> _THE PROBLEM_:
Write the data out again, word for word.

> _INFORMATION GIVEN_:
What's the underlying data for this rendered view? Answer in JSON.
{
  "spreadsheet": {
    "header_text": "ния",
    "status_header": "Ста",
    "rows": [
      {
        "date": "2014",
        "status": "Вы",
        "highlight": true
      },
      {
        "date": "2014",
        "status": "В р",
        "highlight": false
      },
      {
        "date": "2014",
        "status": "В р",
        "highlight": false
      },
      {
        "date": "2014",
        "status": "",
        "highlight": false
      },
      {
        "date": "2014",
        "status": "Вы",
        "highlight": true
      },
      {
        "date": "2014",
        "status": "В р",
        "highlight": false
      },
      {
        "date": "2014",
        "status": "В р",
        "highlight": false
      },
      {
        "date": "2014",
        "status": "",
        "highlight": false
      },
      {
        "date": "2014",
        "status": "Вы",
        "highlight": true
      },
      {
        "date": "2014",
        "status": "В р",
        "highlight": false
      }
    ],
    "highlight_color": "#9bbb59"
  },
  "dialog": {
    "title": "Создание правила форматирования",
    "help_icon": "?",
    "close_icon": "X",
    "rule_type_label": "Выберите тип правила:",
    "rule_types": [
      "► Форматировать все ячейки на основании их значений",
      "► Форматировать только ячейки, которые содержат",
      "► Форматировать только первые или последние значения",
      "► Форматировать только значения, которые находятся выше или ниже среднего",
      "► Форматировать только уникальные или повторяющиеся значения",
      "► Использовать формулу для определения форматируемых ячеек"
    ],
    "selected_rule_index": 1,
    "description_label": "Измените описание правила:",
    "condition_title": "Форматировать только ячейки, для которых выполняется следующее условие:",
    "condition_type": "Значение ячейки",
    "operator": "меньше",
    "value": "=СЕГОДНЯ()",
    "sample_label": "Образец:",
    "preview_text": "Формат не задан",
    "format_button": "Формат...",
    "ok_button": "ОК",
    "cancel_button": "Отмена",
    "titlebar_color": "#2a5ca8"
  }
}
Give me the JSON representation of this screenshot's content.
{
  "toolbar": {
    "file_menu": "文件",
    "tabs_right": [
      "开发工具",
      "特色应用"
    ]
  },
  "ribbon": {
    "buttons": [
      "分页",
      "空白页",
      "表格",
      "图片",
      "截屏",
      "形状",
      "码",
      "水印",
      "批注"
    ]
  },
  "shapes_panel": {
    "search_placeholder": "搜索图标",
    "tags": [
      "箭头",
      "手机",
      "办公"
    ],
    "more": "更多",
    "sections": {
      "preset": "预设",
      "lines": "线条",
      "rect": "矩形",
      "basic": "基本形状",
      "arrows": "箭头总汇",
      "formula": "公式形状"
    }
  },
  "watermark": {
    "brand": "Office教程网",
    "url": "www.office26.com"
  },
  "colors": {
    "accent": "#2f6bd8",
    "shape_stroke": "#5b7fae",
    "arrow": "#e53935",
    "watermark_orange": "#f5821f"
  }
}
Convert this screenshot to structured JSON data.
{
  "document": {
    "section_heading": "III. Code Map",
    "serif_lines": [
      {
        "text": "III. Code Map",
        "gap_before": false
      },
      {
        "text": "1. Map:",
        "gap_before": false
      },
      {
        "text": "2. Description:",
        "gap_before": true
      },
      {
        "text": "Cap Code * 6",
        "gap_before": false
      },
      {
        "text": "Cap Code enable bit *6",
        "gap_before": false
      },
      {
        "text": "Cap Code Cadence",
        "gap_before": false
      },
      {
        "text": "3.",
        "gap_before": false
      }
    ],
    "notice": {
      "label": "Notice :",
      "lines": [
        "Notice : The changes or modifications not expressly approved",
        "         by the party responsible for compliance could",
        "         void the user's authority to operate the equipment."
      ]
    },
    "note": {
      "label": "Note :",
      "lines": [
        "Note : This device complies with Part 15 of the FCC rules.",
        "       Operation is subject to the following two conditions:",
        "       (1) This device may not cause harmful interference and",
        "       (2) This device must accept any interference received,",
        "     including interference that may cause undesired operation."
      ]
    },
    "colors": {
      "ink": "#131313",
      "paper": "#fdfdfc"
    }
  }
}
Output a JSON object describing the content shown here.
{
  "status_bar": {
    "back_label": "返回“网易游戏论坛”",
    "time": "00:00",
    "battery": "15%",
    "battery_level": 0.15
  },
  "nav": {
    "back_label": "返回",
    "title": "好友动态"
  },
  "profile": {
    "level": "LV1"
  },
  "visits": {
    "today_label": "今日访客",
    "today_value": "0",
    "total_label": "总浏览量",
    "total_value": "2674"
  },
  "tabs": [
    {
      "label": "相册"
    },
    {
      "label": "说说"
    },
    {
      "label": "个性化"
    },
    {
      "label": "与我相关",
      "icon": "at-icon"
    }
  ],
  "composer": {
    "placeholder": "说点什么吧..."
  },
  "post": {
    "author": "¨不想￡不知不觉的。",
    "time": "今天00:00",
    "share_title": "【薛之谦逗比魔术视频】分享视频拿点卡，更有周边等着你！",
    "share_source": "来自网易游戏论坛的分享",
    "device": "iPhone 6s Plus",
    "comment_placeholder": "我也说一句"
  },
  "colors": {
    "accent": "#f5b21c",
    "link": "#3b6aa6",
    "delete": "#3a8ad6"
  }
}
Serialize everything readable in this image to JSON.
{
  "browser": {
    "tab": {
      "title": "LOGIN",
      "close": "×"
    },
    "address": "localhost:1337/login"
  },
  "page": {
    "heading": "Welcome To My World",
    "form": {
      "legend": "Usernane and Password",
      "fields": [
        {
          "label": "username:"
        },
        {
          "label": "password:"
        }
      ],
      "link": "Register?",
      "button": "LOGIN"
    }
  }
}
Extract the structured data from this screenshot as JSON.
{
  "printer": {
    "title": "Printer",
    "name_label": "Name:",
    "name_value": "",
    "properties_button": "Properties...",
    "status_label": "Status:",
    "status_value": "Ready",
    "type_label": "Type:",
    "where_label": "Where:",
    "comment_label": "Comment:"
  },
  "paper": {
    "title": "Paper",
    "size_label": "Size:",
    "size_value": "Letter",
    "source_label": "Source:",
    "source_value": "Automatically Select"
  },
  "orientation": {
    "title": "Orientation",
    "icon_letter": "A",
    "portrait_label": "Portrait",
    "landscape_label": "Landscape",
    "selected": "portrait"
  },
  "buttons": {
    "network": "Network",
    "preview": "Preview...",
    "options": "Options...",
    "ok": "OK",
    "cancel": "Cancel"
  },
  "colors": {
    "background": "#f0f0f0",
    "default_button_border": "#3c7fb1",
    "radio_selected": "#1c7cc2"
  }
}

> _SOLVED EXERCISE_:
What's the underlying data for this rendered view? Answer in JSON.
{
  "spreadsheet": {
    "header_text": "ния",
    "status_header": "Ста",
    "rows": [
      {
        "date": "2014",
        "status": "Вы",
        "highlight": true
      },
      {
        "date": "2014",
        "status": "В р",
        "highlight": false
      },
      {
        "date": "2014",
        "status": "В р",
        "highlight": false
      },
      {
        "date": "2014",
        "status": "",
        "highlight": false
      },
      {
        "date": "2014",
        "status": "Вы",
        "highlight": true
      },
      {
        "date": "2014",
        "status": "В р",
        "highlight": false
      },
      {
        "date": "2014",
        "status": "В р",
        "highlight": false
      },
      {
        "date": "2014",
        "status": "",
        "highlight": false
      },
      {
        "date": "2014",
        "status": "Вы",
        "highlight": true
      },
      {
        "date": "2014",
        "status": "В р",
        "highlight": false
      }
    ],
    "highlight_color": "#9bbb59"
  },
  "dialog": {
    "title": "Создание правила форматирования",
    "help_icon": "?",
    "close_icon": "X",
    "rule_type_label": "Выберите тип правила:",
    "rule_types": [
      "► Форматировать все ячейки на основании их значений",
      "► Форматировать только ячейки, которые содержат",
      "► Форматировать только первые или последние значения",
      "► Форматировать только значения, которые находятся выше или ниже среднего",
      "► Форматировать только уникальные или повторяющиеся значения",
      "► Использовать формулу для определения форматируемых ячеек"
    ],
    "selected_rule_index": 1,
    "description_label": "Измените описание правила:",
    "condition_title": "Форматировать только ячейки, для которых выполняется следующее условие:",
    "condition_type": "Значение ячейки",
    "operator": "меньше",
    "value": "=СЕГОДНЯ()",
    "sample_label": "Образец:",
    "preview_text": "Формат не задан",
    "format_button": "Формат...",
    "ok_button": "ОК",
    "cancel_button": "Отмена",
    "titlebar_color": "#2a5ca8"
  }
}
Give me the JSON representation of this screenshot's content.
{
  "toolbar": {
    "file_menu": "文件",
    "tabs_right": [
      "开发工具",
      "特色应用"
    ]
  },
  "ribbon": {
    "buttons": [
      "分页",
      "空白页",
      "表格",
      "图片",
      "截屏",
      "形状",
      "码",
      "水印",
      "批注"
    ]
  },
  "shapes_panel": {
    "search_placeholder": "搜索图标",
    "tags": [
      "箭头",
      "手机",
      "办公"
    ],
    "more": "更多",
    "sections": {
      "preset": "预设",
      "lines": "线条",
      "rect": "矩形",
      "basic": "基本形状",
      "arrows": "箭头总汇",
      "formula": "公式形状"
    }
  },
  "watermark": {
    "brand": "Office教程网",
    "url": "www.office26.com"
  },
  "colors": {
    "accent": "#2f6bd8",
    "shape_stroke": "#5b7fae",
    "arrow": "#e53935",
    "watermark_orange": "#f5821f"
  }
}
Convert this screenshot to structured JSON data.
{
  "document": {
    "section_heading": "III. Code Map",
    "serif_lines": [
      {
        "text": "III. Code Map",
        "gap_before": false
      },
      {
        "text": "1. Map:",
        "gap_before": false
      },
      {
        "text": "2. Description:",
        "gap_before": true
      },
      {
        "text": "Cap Code * 6",
        "gap_before": false
      },
      {
        "text": "Cap Code enable bit *6",
        "gap_before": false
      },
      {
        "text": "Cap Code Cadence",
        "gap_before": false
      },
      {
        "text": "3.",
        "gap_before": false
      }
    ],
    "notice": {
      "label": "Notice :",
      "lines": [
        "Notice : The changes or modifications not expressly approved",
        "         by the party responsible for compliance could",
        "         void the user's authority to operate the equipment."
      ]
    },
    "note": {
      "label": "Note :",
      "lines": [
        "Note : This device complies with Part 15 of the FCC rules.",
        "       Operation is subject to the following two conditions:",
        "       (1) This device may not cause harmful interference and",
        "       (2) This device must accept any interference received,",
        "     including interference that may cause undesired operation."
      ]
    },
    "colors": {
      "ink": "#131313",
      "paper": "#fdfdfc"
    }
  }
}
Output a JSON object describing the content shown here.
{
  "status_bar": {
    "back_label": "返回“网易游戏论坛”",
    "time": "00:00",
    "battery": "15%",
    "battery_level": 0.15
  },
  "nav": {
    "back_label": "返回",
    "title": "好友动态"
  },
  "profile": {
    "level": "LV1"
  },
  "visits": {
    "today_label": "今日访客",
    "today_value": "0",
    "total_label": "总浏览量",
    "total_value": "2674"
  },
  "tabs": [
    {
      "label": "相册"
    },
    {
      "label": "说说"
    },
    {
      "label": "个性化"
    },
    {
      "label": "与我相关",
      "icon": "at-icon"
    }
  ],
  "composer": {
    "placeholder": "说点什么吧..."
  },
  "post": {
    "author": "¨不想￡不知不觉的。",
    "time": "今天00:00",
    "share_title": "【薛之谦逗比魔术视频】分享视频拿点卡，更有周边等着你！",
    "share_source": "来自网易游戏论坛的分享",
    "device": "iPhone 6s Plus",
    "comment_placeholder": "我也说一句"
  },
  "colors": {
    "accent": "#f5b21c",
    "link": "#3b6aa6",
    "delete": "#3a8ad6"
  }
}
Serialize everything readable in this image to JSON.
{
  "browser": {
    "tab": {
      "title": "LOGIN",
      "close": "×"
    },
    "address": "localhost:1337/login"
  },
  "page": {
    "heading": "Welcome To My World",
    "form": {
      "legend": "Usernane and Password",
      "fields": [
        {
          "label": "username:"
        },
        {
          "label": "password:"
        }
      ],
      "link": "Register?",
      "button": "LOGIN"
    }
  }
}
Extract the structured data from this screenshot as JSON.
{
  "printer": {
    "title": "Printer",
    "name_label": "Name:",
    "name_value": "",
    "properties_button": "Properties...",
    "status_label": "Status:",
    "status_value": "Ready",
    "type_label": "Type:",
    "where_label": "Where:",
    "comment_label": "Comment:"
  },
  "paper": {
    "title": "Paper",
    "size_label": "Size:",
    "size_value": "Letter",
    "source_label": "Source:",
    "source_value": "Automatically Select"
  },
  "orientation": {
    "title": "Orientation",
    "icon_letter": "A",
    "portrait_label": "Portrait",
    "landscape_label": "Landscape",
    "selected": "portrait"
  },
  "buttons": {
    "network": "Network",
    "preview": "Preview...",
    "options": "Options...",
    "ok": "OK",
    "cancel": "Cancel"
  },
  "colors": {
    "background": "#f0f0f0",
    "default_button_border": "#3c7fb1",
    "radio_selected": "#1c7cc2"
  }
}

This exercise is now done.